Full Name: Catechol-O-Methyltransferase
Genomic Location: Chromosome 22:19,941,607-19,969,975
Protein Size: 271 amino acids
Catalyzes the O-methylation, and thereby the inactivation, of catecholamine neurotransmitters and catechol hormones. Also shortens the biological half-lives of certain neuroactive drugs, like L-DOPA, alpha-methyl DOPA and isoproterenol.
Catechol-O-methyltransferase catalyzes the transfer of a methyl group from S-adenosylmethionine to catecholamines, including the neurotransmitters dopamine, epinephrine, and norepinephrine. This O-methylation results in one of the major degradative pathways of the catecholamine transmitters. In addition to its role in the metabolism of endogenous substances, COMT is important in the metabolism of catechol drugs used in the treatment of hypertension, asthma, and Parkinson disease. COMT is found in two forms in tissues, a soluble form (S-COMT) and a membrane-bound form (MB-COMT). The differences between S-COMT and MB-COMT reside within the N-termini.
- rs5128 is linked to COMT, it is located in the protein coding region of the gene.
- Population frequencies are approximately 54% for the reference allele (G) and 46% for the alternate allele (A).

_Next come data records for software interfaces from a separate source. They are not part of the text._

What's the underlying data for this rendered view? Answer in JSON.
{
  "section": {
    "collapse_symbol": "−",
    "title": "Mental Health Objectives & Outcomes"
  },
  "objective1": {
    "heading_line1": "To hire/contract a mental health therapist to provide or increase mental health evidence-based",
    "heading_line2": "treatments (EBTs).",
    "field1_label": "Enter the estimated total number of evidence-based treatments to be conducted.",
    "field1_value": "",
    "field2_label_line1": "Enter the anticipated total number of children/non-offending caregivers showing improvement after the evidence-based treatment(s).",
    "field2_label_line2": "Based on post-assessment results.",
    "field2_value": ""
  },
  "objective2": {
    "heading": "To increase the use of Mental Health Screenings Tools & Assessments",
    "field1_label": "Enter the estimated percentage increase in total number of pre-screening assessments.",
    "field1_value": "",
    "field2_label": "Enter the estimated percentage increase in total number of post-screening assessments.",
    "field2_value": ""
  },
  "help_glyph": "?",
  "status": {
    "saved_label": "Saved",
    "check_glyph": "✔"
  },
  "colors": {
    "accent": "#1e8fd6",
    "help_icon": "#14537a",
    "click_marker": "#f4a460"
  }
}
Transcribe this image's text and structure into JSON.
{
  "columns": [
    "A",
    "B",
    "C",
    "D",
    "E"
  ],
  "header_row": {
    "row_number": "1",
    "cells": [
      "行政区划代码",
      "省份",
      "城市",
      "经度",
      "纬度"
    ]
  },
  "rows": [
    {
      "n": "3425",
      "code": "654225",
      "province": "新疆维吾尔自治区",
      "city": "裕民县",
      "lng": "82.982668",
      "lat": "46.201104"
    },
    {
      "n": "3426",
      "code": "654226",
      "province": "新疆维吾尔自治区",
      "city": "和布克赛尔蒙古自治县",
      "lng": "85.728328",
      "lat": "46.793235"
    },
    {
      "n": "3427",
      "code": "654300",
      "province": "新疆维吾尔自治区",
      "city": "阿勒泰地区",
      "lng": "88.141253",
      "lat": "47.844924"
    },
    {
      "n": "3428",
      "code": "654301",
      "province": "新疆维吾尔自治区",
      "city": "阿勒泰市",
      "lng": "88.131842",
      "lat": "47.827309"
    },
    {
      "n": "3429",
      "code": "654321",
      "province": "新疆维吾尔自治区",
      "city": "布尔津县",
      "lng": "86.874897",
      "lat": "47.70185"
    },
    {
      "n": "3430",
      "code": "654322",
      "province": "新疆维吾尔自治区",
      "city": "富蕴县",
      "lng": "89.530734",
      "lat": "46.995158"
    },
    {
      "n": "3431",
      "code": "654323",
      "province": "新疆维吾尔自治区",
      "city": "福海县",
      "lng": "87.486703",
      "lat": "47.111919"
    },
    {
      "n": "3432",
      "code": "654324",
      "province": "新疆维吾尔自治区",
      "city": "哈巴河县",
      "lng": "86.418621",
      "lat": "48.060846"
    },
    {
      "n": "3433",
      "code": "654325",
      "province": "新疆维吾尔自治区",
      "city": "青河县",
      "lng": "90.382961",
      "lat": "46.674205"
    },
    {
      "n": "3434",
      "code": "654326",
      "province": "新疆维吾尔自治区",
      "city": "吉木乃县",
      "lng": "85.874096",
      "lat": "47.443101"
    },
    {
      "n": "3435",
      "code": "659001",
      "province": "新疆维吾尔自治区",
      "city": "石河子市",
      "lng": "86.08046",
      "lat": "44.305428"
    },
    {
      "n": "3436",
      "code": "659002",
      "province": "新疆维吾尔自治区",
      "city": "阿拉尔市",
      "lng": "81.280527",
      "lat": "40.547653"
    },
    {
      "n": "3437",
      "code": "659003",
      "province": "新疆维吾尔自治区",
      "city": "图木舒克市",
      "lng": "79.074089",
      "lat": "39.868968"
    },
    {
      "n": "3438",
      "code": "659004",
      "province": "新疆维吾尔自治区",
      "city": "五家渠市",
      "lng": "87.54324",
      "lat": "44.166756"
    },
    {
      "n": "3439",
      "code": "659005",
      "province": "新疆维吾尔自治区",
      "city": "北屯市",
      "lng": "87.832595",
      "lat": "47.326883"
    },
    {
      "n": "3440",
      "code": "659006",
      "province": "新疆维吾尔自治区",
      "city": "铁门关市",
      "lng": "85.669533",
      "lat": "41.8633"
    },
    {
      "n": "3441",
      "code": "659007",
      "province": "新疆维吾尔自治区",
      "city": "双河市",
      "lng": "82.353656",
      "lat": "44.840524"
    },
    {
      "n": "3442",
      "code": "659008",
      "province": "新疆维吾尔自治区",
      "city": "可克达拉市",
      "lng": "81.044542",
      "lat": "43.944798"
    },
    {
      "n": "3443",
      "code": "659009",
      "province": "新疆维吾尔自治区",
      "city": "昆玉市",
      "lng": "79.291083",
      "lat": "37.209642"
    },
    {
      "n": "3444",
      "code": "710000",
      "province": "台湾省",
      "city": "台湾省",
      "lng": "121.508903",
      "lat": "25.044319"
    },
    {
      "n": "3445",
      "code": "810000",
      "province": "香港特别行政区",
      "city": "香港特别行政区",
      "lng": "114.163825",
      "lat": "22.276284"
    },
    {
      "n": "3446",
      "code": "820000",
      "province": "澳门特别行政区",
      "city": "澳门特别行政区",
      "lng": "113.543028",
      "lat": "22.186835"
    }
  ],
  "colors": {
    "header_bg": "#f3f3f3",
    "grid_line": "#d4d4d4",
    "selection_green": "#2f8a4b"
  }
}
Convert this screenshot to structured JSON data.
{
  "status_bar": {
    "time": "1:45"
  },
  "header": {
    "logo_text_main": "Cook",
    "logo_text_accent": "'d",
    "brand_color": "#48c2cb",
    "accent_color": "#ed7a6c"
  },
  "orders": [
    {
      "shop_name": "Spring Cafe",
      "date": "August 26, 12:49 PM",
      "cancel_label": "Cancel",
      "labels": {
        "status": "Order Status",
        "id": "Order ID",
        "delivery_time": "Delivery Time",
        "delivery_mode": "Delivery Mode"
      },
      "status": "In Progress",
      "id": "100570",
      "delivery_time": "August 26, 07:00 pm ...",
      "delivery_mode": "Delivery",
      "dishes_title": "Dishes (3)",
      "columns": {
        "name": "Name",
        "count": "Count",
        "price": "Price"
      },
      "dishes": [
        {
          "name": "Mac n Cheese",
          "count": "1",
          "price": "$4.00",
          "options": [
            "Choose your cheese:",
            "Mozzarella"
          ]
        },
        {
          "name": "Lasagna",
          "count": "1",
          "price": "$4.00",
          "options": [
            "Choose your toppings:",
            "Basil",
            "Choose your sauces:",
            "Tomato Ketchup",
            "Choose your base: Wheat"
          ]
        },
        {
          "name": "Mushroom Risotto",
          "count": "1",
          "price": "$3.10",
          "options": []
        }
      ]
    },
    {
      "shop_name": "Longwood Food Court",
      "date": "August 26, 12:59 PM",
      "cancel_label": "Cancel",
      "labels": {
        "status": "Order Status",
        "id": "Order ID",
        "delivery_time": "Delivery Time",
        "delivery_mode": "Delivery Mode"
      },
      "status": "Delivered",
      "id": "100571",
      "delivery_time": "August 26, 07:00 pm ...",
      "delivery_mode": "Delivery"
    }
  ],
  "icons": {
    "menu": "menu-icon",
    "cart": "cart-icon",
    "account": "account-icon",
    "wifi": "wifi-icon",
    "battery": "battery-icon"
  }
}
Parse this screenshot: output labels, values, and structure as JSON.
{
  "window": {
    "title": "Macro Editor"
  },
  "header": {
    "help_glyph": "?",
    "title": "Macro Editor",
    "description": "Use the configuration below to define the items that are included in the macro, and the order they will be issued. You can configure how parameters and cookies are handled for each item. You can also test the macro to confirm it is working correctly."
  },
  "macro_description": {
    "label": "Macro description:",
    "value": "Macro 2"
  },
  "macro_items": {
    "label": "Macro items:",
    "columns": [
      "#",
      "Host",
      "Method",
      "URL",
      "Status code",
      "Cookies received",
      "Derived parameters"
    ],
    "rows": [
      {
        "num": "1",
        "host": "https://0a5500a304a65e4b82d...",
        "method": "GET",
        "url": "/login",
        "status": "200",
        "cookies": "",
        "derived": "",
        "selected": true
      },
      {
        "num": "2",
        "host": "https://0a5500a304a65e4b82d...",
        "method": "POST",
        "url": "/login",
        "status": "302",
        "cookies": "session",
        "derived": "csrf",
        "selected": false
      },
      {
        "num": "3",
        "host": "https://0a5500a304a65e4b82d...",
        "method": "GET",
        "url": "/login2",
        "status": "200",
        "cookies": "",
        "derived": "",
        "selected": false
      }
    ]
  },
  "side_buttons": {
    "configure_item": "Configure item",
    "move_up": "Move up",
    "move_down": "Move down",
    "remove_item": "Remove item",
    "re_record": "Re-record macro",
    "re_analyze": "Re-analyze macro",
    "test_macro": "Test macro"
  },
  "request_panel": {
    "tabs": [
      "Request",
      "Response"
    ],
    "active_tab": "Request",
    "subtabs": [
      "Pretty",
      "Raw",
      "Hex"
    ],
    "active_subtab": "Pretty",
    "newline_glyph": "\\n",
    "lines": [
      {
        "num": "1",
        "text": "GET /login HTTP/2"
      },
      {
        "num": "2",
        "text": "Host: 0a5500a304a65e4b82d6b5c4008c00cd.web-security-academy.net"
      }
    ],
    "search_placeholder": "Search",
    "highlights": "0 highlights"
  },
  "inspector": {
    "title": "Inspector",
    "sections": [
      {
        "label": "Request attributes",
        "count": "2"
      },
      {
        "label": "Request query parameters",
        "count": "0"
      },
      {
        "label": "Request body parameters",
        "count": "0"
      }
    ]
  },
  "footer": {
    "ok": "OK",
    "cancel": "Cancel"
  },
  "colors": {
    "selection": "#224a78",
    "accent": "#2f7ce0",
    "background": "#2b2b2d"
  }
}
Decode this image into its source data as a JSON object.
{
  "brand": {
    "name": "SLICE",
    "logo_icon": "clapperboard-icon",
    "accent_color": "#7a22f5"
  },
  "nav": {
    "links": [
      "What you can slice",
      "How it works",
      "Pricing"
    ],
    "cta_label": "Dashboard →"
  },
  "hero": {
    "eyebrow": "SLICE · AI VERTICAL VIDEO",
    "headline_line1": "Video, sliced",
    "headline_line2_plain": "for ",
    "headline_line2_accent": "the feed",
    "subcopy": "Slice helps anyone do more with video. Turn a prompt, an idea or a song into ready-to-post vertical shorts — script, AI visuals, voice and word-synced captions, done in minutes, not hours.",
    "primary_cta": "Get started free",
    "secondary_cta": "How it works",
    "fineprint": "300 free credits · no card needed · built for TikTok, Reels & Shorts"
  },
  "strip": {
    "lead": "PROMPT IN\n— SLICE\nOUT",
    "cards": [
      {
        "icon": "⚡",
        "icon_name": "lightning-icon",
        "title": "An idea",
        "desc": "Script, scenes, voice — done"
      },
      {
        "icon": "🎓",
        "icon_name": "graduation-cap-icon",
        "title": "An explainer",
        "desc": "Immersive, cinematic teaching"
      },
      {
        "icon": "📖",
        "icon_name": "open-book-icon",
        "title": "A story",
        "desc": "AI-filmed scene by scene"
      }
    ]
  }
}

- Studies suggest the G allele is associated with increased emotional processing, while the A allele is associated with increased cognition and impulsivity.